A Review of the Fort Worth Zoo

Sometimes the best attractions are right in your own backyard. That’s certainly true in the Dallas/Ft. Worth Metroplex, which has Six Flags, multiple water parks, and Texas Rangers baseball (which is actually fairly good this year). But one great local destination that is often overlooked: the nationally acclaimed Fort Worth Zoo.

I know some reading this will say “a zoo is a zoo, they’re all the same.” Not true at all. While a large number of zoos around the country have upgraded and renovated their facilities to make the experience a pleasant one for both man and beast, the Fort Worth Zoo has really gone the extra mile. Long gone are the days of concrete enclosures with steel bars (think of the zoo in the old Bugs Bunny cartoons. Each exhibit is constructed to mirror the particular animal’s natural habitat as closely as possible.

The animals are also grouped by the geographical region in which you would find them in the wild. This makes the educational aspect, especially for kids, much easier to follow. The main exhibit areas are:

The World of Primates. This 2.5-acre area has, well, primates. It features both indoor and outdoor exhibits (the indoor part is air-conditioned, which is nice in the Texas summer), and definitely has a rainforest feel to it, complete with tropical foliage and several waterfalls. The various sections of the exhibit feature chimpanzees, orangutans, gibbons, mandrills, and a group of gorilla’s, including a very impressive silverback male.

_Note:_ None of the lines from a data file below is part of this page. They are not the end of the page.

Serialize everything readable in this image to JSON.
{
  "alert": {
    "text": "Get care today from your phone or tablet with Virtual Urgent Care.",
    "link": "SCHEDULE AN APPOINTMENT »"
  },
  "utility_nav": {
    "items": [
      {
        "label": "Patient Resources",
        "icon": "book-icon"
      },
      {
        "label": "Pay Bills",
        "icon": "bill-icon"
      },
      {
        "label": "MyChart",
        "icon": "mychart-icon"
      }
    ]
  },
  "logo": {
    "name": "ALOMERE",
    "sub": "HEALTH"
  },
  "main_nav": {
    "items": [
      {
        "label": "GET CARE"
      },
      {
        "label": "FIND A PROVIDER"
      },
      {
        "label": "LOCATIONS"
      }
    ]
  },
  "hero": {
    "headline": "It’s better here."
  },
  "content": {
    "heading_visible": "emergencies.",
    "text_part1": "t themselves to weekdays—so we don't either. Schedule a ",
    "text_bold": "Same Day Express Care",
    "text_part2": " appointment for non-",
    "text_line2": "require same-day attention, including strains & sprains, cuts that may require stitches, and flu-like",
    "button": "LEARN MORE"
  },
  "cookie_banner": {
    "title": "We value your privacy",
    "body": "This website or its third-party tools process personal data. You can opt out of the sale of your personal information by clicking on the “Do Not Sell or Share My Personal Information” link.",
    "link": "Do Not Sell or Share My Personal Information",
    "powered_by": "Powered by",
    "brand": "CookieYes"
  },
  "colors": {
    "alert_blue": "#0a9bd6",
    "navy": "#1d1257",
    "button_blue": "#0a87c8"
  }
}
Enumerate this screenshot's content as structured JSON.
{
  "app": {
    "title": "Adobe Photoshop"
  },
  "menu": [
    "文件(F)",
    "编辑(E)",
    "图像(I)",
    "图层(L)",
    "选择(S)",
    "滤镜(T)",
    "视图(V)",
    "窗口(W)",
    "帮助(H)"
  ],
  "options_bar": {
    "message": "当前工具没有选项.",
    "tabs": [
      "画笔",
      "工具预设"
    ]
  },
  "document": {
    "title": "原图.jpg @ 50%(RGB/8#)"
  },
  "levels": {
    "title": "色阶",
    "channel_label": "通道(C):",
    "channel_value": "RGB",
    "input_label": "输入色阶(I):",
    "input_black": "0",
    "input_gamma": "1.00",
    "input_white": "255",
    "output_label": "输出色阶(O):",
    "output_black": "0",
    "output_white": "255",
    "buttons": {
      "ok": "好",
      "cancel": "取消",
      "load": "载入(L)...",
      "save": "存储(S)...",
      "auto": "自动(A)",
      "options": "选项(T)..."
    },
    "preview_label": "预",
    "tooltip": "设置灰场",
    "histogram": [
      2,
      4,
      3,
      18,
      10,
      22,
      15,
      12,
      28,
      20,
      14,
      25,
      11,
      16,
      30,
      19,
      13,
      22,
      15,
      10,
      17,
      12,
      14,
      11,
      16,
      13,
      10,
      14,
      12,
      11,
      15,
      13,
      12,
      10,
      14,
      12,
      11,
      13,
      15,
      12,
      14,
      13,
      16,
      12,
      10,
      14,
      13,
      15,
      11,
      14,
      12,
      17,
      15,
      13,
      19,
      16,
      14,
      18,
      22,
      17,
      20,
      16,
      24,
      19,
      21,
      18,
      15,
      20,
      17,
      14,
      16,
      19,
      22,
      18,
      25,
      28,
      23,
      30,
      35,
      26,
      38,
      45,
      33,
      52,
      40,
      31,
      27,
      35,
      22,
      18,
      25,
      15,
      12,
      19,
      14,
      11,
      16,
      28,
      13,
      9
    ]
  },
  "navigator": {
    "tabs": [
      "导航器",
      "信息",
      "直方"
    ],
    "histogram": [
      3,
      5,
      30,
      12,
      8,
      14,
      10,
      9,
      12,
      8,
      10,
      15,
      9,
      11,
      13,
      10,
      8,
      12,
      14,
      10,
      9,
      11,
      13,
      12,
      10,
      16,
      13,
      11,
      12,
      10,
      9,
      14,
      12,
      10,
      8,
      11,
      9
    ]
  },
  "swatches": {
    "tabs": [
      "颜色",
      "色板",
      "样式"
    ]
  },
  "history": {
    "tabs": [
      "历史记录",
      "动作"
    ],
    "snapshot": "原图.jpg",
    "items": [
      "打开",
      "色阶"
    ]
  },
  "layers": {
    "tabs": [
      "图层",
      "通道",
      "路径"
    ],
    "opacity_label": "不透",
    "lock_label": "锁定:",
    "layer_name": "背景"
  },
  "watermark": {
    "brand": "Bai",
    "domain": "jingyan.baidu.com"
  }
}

Asian Falls. This exhibit was carved out of an existing hillside, and is home to six elephants (including the first ever born at the zoo, 9 year old Bluebonnet. Moving away from the elephants on a winding boardwalk, you will see rhinos and various birds before coming to my personal favorite exhibit, the white tigers and Indochinese tigers. The two groups are separated by a ravine and 40-foot waterfall that adds to the beauty of the exhibit while preventing tiger-on-tiger violence.

Penguins. This exhibit is new this year, and is home to over 15 African black-footed penguins. The exhibit includes a beach area for the penguins and underwater viewing where you can step up to the tank and watch the penguins glide through the water. In the future, rockhopper penguins will be added to the group. This area is also air-conditioned, and it will fill up during the heat of the day.

African Savannah. This area contains many of the animals people typically think of when you mention the zoo: black rhinos, white rhinos, giraffes and cheetahs. All can be viewed from a raised boardwalk that is, like most of the zoo, amply shaded by trees and other vegetation to make your experience more comfortable.

Australian Outback/Great Barrier Reef. Great Barrier Reef is one of the Fort Worth Zoo’s newest exhibits, with three huge saltwater tanks filled with 500 fish species (including clownfish, angelfish, and moray eels), coral and black-tip reef sharks. Australian Outback features red kangaroos and wallabies).

Texas Wild! This is a feature you won’t see at any other zoo. Texas is home to more animal species than any other state, and this section of the zoo is devoted not only to those animals but also to things like conservation education and displays dealing with Texas’ often-unpredictable weather. Some of the animals featured include swift foxes, black-footed ferrets, prairie dogs, river otters, black bears, and bobcats. There is also an indoor exhibit of snakes, insects and bats, and this area is air-conditioned as well. I keep mentioning these air-conditioned stops for a reason; when I went with my kids the other day, it was 98 degrees.

In addition to the animal exhibits there is a steam locomotive that travels between the zoo entrance and Texas Wild, and it’s a great way to get off your feet for a while. An all-day pass gives you unlimited trips for $3.00. At Texas Wild there is a petting corral and play barn for the kids, and the play barn is air-conditioned as well. And in the Australian Outback area there is a 25-foot climbing wall.

The zoo is open year-round, and the summer operating hours are 10:00 a.m. to 5:00 p.m. Monday thru Friday and 10:00 a.m. to 6:00 p.m. Saturday and Sunday. Admission is $10.50 for adults and $8.00 for children ages 3-12, children 2 and under get in free. Admission is half-price on Wednesdays, but I advise avoiding Wednesdays because it’s a madhouse. Parking is $5 per car and is cash only.